Posted June. 21, 2008 04:59,   


In the morning of June 20, Korea Advertisers Association Vice President Kim Yi-hwan was attacked over the phone by anonymous citizens. The reason for the attack was because the association had sent a letter to Internet portals Daum and Naver asking them to oversee Web pages that threaten advertisers who put ads in the Dong-A Ilbo, the JoongAng Ilbo, and the Chosun Ilbo. “I don’t know how they found out my private phone number, but they called from early in the morning and poured out unimaginable insults and swear words. It is an act of terrorism on market economy to impede the marketing activities of an advertiser in such a way as this,” he said in outrage. The problem is such violent acts are covered in the name of the “consumer movement.”

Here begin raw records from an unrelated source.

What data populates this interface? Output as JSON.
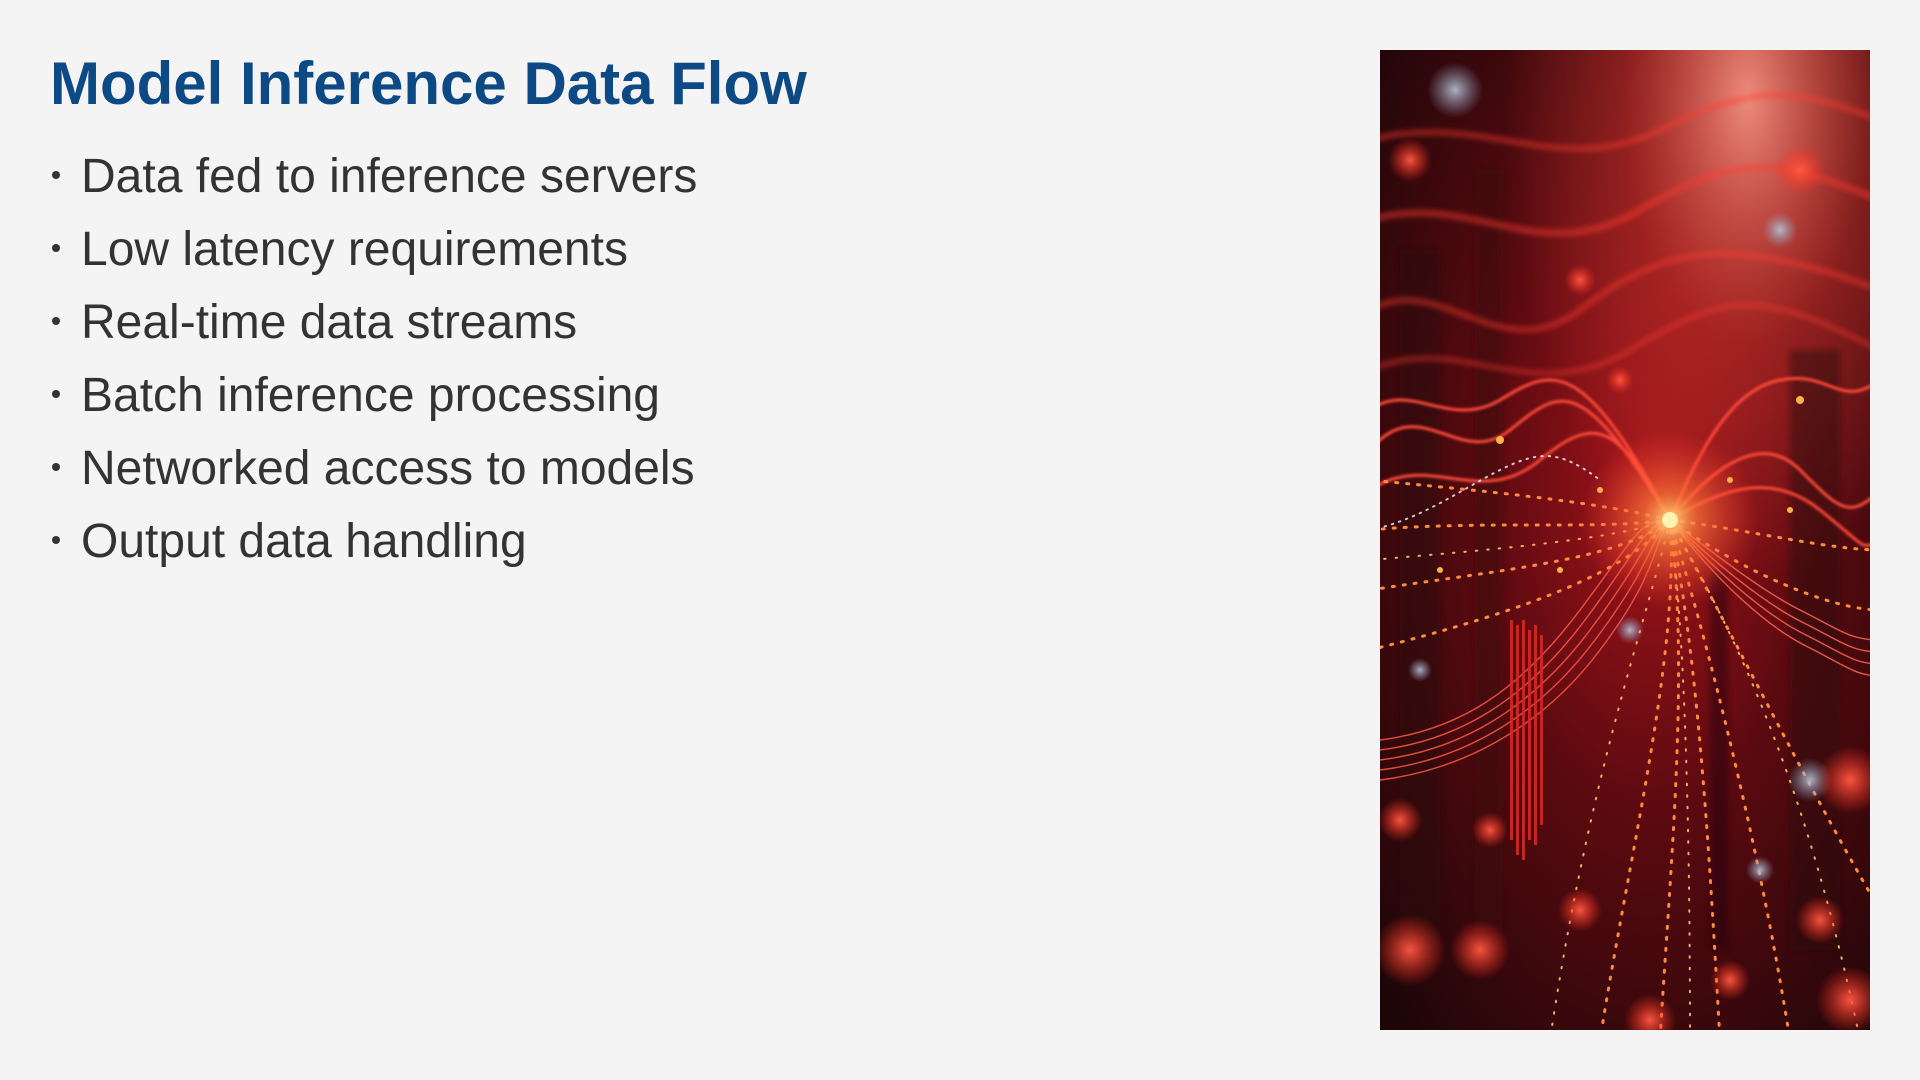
{
  "slide": {
    "title": "Model Inference Data Flow",
    "bullets": [
      "Data fed to inference servers",
      "Low latency requirements",
      "Real-time data streams",
      "Batch inference processing",
      "Networked access to models",
      "Output data handling"
    ],
    "image": {
      "icon": "abstract-red-data-flow-image"
    }
  },
  "colors": {
    "background": "#f4f4f4",
    "title": "#0d4a85",
    "body_text": "#333333",
    "image_glow": "#ff3b2f"
  }
}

Professor Yeo Jeong-seong of the consumer studies department at Seoul National University says, “While a consumer movement is a way for a consumer to express dissatisfaction about a certain product through a boycott campaign, it is clearly political behavior under the cover of the consumer movement to anonymously attack an advertiser for putting ads in certain publications just because those media wrote articles that one does not agree with.” Professor Mun Jeong-suk of the consumer economics department of Sookmyung Women’s University also said, “Whether it is a consumer movement or not, it is a threat to the system not acknowledging the liberal activities of economic actors who are the basis of capitalism. It is the same as threatening a company for making products just because you don’t like seeing others consuming those products.”

While the consumer movement in the past focused more on the protection of consumers, the focus is now moving toward “consumer sovereignty,” a notion that regards consumers responsible for their choices and behavior. Consumer policies also go beyond the guarantee of damages and ask that consumers do their part such as reading necessary information or agreements before purchasing goods. It would be a shame for Korea, a country with the 13th largest trade volume in the world, if its people show behaviors implying that consumers are allowed to do whatever they want because they are weak, such as blackballing companies with lies and threats.

These people are smashing down a core value of democracy – freedom of the press. When the blank-page-juncture of the Dong-A Ilbo broke out in the 1970s, the dictator regime attempted to control the press by pressuring advertisers not to put ads in the newspaper. Now, ill-willed anonymous citizens are taking the place of the dictatorship. Are they dreaming of a multitude-dictatorship that will replace the military dictatorship? Would mature citizens tolerate that?

Editorial Writer Heo Mun-myeong (angelhuh@donga.com)